Would you repeat each line below exactly, without the pictures?

RECORDS FOR THIS TASK Start Marker

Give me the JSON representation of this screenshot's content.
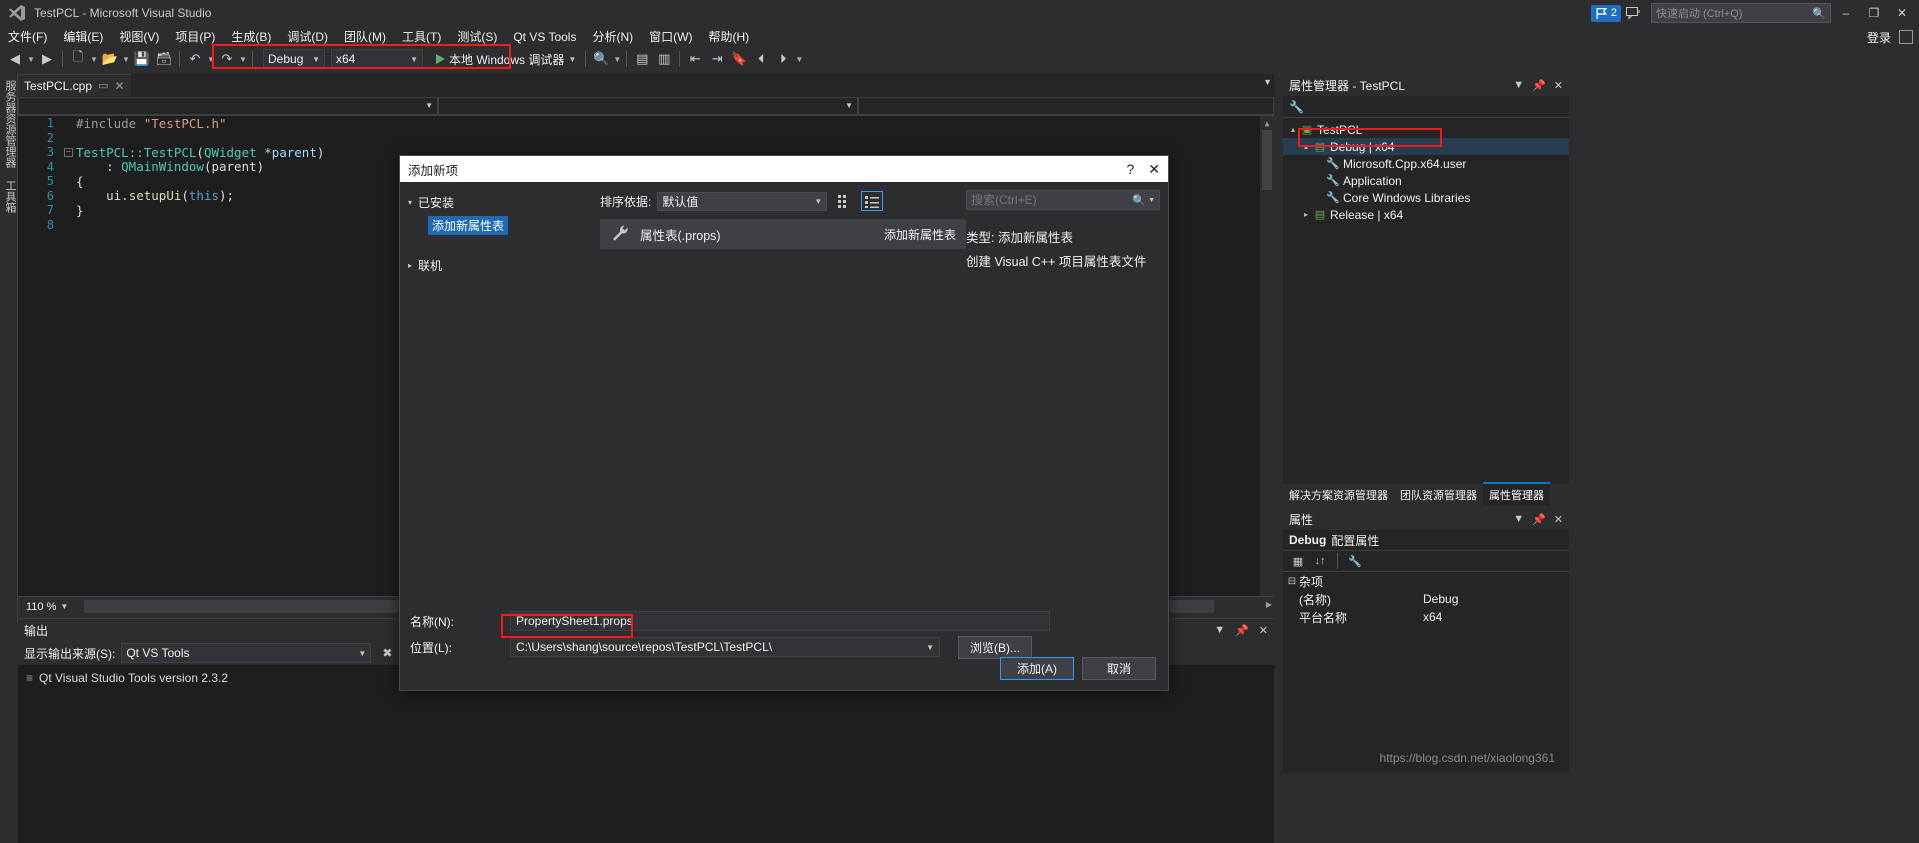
{
  "window": {
    "title": "TestPCL - Microsoft Visual Studio",
    "logo_icon": "visual-studio-logo",
    "notification_count": "2",
    "quick_launch_placeholder": "快速启动 (Ctrl+Q)",
    "login_label": "登录",
    "minimize": "–",
    "maximize": "❐",
    "close": "✕"
  },
  "menu": {
    "items": [
      {
        "label": "文件(F)"
      },
      {
        "label": "编辑(E)"
      },
      {
        "label": "视图(V)"
      },
      {
        "label": "项目(P)"
      },
      {
        "label": "生成(B)"
      },
      {
        "label": "调试(D)"
      },
      {
        "label": "团队(M)"
      },
      {
        "label": "工具(T)"
      },
      {
        "label": "测试(S)"
      },
      {
        "label": "Qt VS Tools"
      },
      {
        "label": "分析(N)"
      },
      {
        "label": "窗口(W)"
      },
      {
        "label": "帮助(H)"
      }
    ]
  },
  "toolbar": {
    "config": "Debug",
    "platform": "x64",
    "run_label": "本地 Windows 调试器",
    "highlight_color": "#ef1c1c"
  },
  "left_dock": {
    "tabs": [
      "服务器资源管理器",
      "工具箱"
    ]
  },
  "editor": {
    "tab_label": "TestPCL.cpp",
    "tab_pin": "▭",
    "tab_close": "✕",
    "zoom_level": "110 %",
    "lines": [
      {
        "n": "1",
        "fold": "",
        "tokens": [
          {
            "t": "#include ",
            "c": "c-pp"
          },
          {
            "t": "\"TestPCL.h\"",
            "c": "c-str"
          }
        ]
      },
      {
        "n": "2",
        "fold": "",
        "tokens": []
      },
      {
        "n": "3",
        "fold": "−",
        "tokens": [
          {
            "t": "TestPCL::TestPCL",
            "c": "c-type"
          },
          {
            "t": "(",
            "c": "c-id"
          },
          {
            "t": "QWidget ",
            "c": "c-type"
          },
          {
            "t": "*parent",
            "c": "c-var"
          },
          {
            "t": ")",
            "c": "c-id"
          }
        ]
      },
      {
        "n": "4",
        "fold": "",
        "tokens": [
          {
            "t": "    : ",
            "c": "c-id"
          },
          {
            "t": "QMainWindow",
            "c": "c-type"
          },
          {
            "t": "(parent)",
            "c": "c-id"
          }
        ]
      },
      {
        "n": "5",
        "fold": "",
        "tokens": [
          {
            "t": "{",
            "c": "c-id"
          }
        ]
      },
      {
        "n": "6",
        "fold": "",
        "tokens": [
          {
            "t": "    ui.",
            "c": "c-id"
          },
          {
            "t": "setupUi",
            "c": "c-fn"
          },
          {
            "t": "(",
            "c": "c-id"
          },
          {
            "t": "this",
            "c": "c-kw"
          },
          {
            "t": ");",
            "c": "c-id"
          }
        ]
      },
      {
        "n": "7",
        "fold": "",
        "tokens": [
          {
            "t": "}",
            "c": "c-id"
          }
        ]
      },
      {
        "n": "8",
        "fold": "",
        "tokens": []
      }
    ]
  },
  "output": {
    "title": "输出",
    "source_label": "显示输出来源(S):",
    "source_value": "Qt VS Tools",
    "lines": [
      "Qt Visual Studio Tools version 2.3.2"
    ]
  },
  "property_manager": {
    "title": "属性管理器 - TestPCL",
    "wrench_icon": "wrench-icon",
    "tree": [
      {
        "depth": 0,
        "arrow": "▴",
        "icon": "▣",
        "label": "TestPCL",
        "selected": false
      },
      {
        "depth": 1,
        "arrow": "▴",
        "icon": "▤",
        "label": "Debug | x64",
        "selected": true,
        "highlight": true
      },
      {
        "depth": 2,
        "arrow": "",
        "icon": "🔧",
        "label": "Microsoft.Cpp.x64.user",
        "selected": false
      },
      {
        "depth": 2,
        "arrow": "",
        "icon": "🔧",
        "label": "Application",
        "selected": false
      },
      {
        "depth": 2,
        "arrow": "",
        "icon": "🔧",
        "label": "Core Windows Libraries",
        "selected": false
      },
      {
        "depth": 1,
        "arrow": "▸",
        "icon": "▤",
        "label": "Release | x64",
        "selected": false
      }
    ],
    "tabs": [
      {
        "label": "解决方案资源管理器",
        "active": false
      },
      {
        "label": "团队资源管理器",
        "active": false
      },
      {
        "label": "属性管理器",
        "active": true
      }
    ]
  },
  "properties": {
    "title": "属性",
    "object_name": "Debug",
    "object_type": "配置属性",
    "group": "杂项",
    "rows": [
      {
        "key": "(名称)",
        "value": "Debug"
      },
      {
        "key": "平台名称",
        "value": "x64"
      }
    ]
  },
  "dialog": {
    "title": "添加新项",
    "help_icon": "question-mark-icon",
    "close_icon": "close-icon",
    "installed_group": "已安装",
    "installed_selected": "添加新属性表",
    "online_group": "联机",
    "sort_label": "排序依据:",
    "sort_value": "默认值",
    "view_grid_icon": "grid-view-icon",
    "view_list_icon": "list-view-icon",
    "search_placeholder": "搜索(Ctrl+E)",
    "search_icon": "search-icon",
    "items": [
      {
        "icon": "wrench-icon",
        "name": "属性表(.props)",
        "tag": "添加新属性表"
      }
    ],
    "detail_type_label": "类型:",
    "detail_type_value": "添加新属性表",
    "detail_description": "创建 Visual C++ 项目属性表文件",
    "name_label": "名称(N):",
    "name_value": "PropertySheet1.props",
    "location_label": "位置(L):",
    "location_value": "C:\\Users\\shang\\source\\repos\\TestPCL\\TestPCL\\",
    "browse_label": "浏览(B)...",
    "add_label": "添加(A)",
    "cancel_label": "取消",
    "highlight_color": "#ef1c1c"
  },
  "watermark": "https://blog.csdn.net/xiaolong361"
}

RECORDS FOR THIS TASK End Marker

# [OUTPUT FOR THIS EXERCISE]
Give me the JSON representation of this screenshot's content.
{
  "window": {
    "title": "TestPCL - Microsoft Visual Studio",
    "logo_icon": "visual-studio-logo",
    "notification_count": "2",
    "quick_launch_placeholder": "快速启动 (Ctrl+Q)",
    "login_label": "登录",
    "minimize": "–",
    "maximize": "❐",
    "close": "✕"
  },
  "menu": {
    "items": [
      {
        "label": "文件(F)"
      },
      {
        "label": "编辑(E)"
      },
      {
        "label": "视图(V)"
      },
      {
        "label": "项目(P)"
      },
      {
        "label": "生成(B)"
      },
      {
        "label": "调试(D)"
      },
      {
        "label": "团队(M)"
      },
      {
        "label": "工具(T)"
      },
      {
        "label": "测试(S)"
      },
      {
        "label": "Qt VS Tools"
      },
      {
        "label": "分析(N)"
      },
      {
        "label": "窗口(W)"
      },
      {
        "label": "帮助(H)"
      }
    ]
  },
  "toolbar": {
    "config": "Debug",
    "platform": "x64",
    "run_label": "本地 Windows 调试器",
    "highlight_color": "#ef1c1c"
  },
  "left_dock": {
    "tabs": [
      "服务器资源管理器",
      "工具箱"
    ]
  },
  "editor": {
    "tab_label": "TestPCL.cpp",
    "tab_pin": "▭",
    "tab_close": "✕",
    "zoom_level": "110 %",
    "lines": [
      {
        "n": "1",
        "fold": "",
        "tokens": [
          {
            "t": "#include ",
            "c": "c-pp"
          },
          {
            "t": "\"TestPCL.h\"",
            "c": "c-str"
          }
        ]
      },
      {
        "n": "2",
        "fold": "",
        "tokens": []
      },
      {
        "n": "3",
        "fold": "−",
        "tokens": [
          {
            "t": "TestPCL::TestPCL",
            "c": "c-type"
          },
          {
            "t": "(",
            "c": "c-id"
          },
          {
            "t": "QWidget ",
            "c": "c-type"
          },
          {
            "t": "*parent",
            "c": "c-var"
          },
          {
            "t": ")",
            "c": "c-id"
          }
        ]
      },
      {
        "n": "4",
        "fold": "",
        "tokens": [
          {
            "t": "    : ",
            "c": "c-id"
          },
          {
            "t": "QMainWindow",
            "c": "c-type"
          },
          {
            "t": "(parent)",
            "c": "c-id"
          }
        ]
      },
      {
        "n": "5",
        "fold": "",
        "tokens": [
          {
            "t": "{",
            "c": "c-id"
          }
        ]
      },
      {
        "n": "6",
        "fold": "",
        "tokens": [
          {
            "t": "    ui.",
            "c": "c-id"
          },
          {
            "t": "setupUi",
            "c": "c-fn"
          },
          {
            "t": "(",
            "c": "c-id"
          },
          {
            "t": "this",
            "c": "c-kw"
          },
          {
            "t": ");",
            "c": "c-id"
          }
        ]
      },
      {
        "n": "7",
        "fold": "",
        "tokens": [
          {
            "t": "}",
            "c": "c-id"
          }
        ]
      },
      {
        "n": "8",
        "fold": "",
        "tokens": []
      }
    ]
  },
  "output": {
    "title": "输出",
    "source_label": "显示输出来源(S):",
    "source_value": "Qt VS Tools",
    "lines": [
      "Qt Visual Studio Tools version 2.3.2"
    ]
  },
  "property_manager": {
    "title": "属性管理器 - TestPCL",
    "wrench_icon": "wrench-icon",
    "tree": [
      {
        "depth": 0,
        "arrow": "▴",
        "icon": "▣",
        "label": "TestPCL",
        "selected": false
      },
      {
        "depth": 1,
        "arrow": "▴",
        "icon": "▤",
        "label": "Debug | x64",
        "selected": true,
        "highlight": true
      },
      {
        "depth": 2,
        "arrow": "",
        "icon": "🔧",
        "label": "Microsoft.Cpp.x64.user",
        "selected": false
      },
      {
        "depth": 2,
        "arrow": "",
        "icon": "🔧",
        "label": "Application",
        "selected": false
      },
      {
        "depth": 2,
        "arrow": "",
        "icon": "🔧",
        "label": "Core Windows Libraries",
        "selected": false
      },
      {
        "depth": 1,
        "arrow": "▸",
        "icon": "▤",
        "label": "Release | x64",
        "selected": false
      }
    ],
    "tabs": [
      {
        "label": "解决方案资源管理器",
        "active": false
      },
      {
        "label": "团队资源管理器",
        "active": false
      },
      {
        "label": "属性管理器",
        "active": true
      }
    ]
  },
  "properties": {
    "title": "属性",
    "object_name": "Debug",
    "object_type": "配置属性",
    "group": "杂项",
    "rows": [
      {
        "key": "(名称)",
        "value": "Debug"
      },
      {
        "key": "平台名称",
        "value": "x64"
      }
    ]
  },
  "dialog": {
    "title": "添加新项",
    "help_icon": "question-mark-icon",
    "close_icon": "close-icon",
    "installed_group": "已安装",
    "installed_selected": "添加新属性表",
    "online_group": "联机",
    "sort_label": "排序依据:",
    "sort_value": "默认值",
    "view_grid_icon": "grid-view-icon",
    "view_list_icon": "list-view-icon",
    "search_placeholder": "搜索(Ctrl+E)",
    "search_icon": "search-icon",
    "items": [
      {
        "icon": "wrench-icon",
        "name": "属性表(.props)",
        "tag": "添加新属性表"
      }
    ],
    "detail_type_label": "类型:",
    "detail_type_value": "添加新属性表",
    "detail_description": "创建 Visual C++ 项目属性表文件",
    "name_label": "名称(N):",
    "name_value": "PropertySheet1.props",
    "location_label": "位置(L):",
    "location_value": "C:\\Users\\shang\\source\\repos\\TestPCL\\TestPCL\\",
    "browse_label": "浏览(B)...",
    "add_label": "添加(A)",
    "cancel_label": "取消",
    "highlight_color": "#ef1c1c"
  },
  "watermark": "https://blog.csdn.net/xiaolong361"
}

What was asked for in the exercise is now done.